Aboriginal and Torres Strait Islander people should be aware that this website may contain images, voices and names of people who have passed away.

Aboriginal Education at the Women's and Children's Health Network

HF1 Aboriginal Education feature
Healthy Focus
Posted 9 June 2022

The Women's and Children's Health Network is committed to improving health outcomes for Aboriginal women, children and families.

An important part of this process is providing our staff with learning and development opportunities in Aboriginal culture, and we are pleased to introduce two new staff who will be instrumental in this.

Sharon and Michael (pictured) are Aboriginal Education Consultants for the Women's and Children's Health Network. This dynamic duo share a passion for supporting our Network to create a culturally safe and inclusive healthcare environment for our Aboriginal staff and consumers.

We asked each of them:

How does cultural education improve health outcomes for Aboriginal people?
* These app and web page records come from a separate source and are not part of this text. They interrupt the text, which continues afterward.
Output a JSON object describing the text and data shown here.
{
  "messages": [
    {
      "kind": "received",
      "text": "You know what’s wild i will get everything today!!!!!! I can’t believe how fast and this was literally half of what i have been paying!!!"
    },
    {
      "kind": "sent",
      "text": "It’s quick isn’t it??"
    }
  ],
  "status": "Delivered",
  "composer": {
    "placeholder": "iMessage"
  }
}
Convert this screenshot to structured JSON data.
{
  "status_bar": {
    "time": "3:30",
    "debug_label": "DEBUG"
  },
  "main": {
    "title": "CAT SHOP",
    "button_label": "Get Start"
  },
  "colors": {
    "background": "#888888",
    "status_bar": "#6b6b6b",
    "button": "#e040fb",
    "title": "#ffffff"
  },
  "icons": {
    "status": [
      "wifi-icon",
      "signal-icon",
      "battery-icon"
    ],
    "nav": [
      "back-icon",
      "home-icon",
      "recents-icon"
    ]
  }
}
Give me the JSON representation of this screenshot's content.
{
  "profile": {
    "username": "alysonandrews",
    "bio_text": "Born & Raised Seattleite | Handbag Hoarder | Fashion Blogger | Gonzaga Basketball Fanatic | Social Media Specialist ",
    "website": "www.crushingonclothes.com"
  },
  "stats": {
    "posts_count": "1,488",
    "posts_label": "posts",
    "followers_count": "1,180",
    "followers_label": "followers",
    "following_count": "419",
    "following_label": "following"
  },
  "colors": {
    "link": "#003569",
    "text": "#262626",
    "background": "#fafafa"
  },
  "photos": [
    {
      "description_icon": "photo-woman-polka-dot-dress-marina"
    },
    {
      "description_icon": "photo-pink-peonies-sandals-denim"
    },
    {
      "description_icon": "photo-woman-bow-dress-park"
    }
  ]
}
Michael: "It's so important that everyone understands our history and its ongoing impact on Aboriginal people today, because that understanding is what will bring us together,"

Sharon: "When people feel understood, they feel safe, and if they feel safe they will seek help when they need it. Education is the most powerful tool we have to Close the Gap."


#CloseTheGap is a national initiative to achieve Indigenous health equity by 2030.

To learn more about how our Network is doing to be culturally inclusive, visit: Aboriginal Health.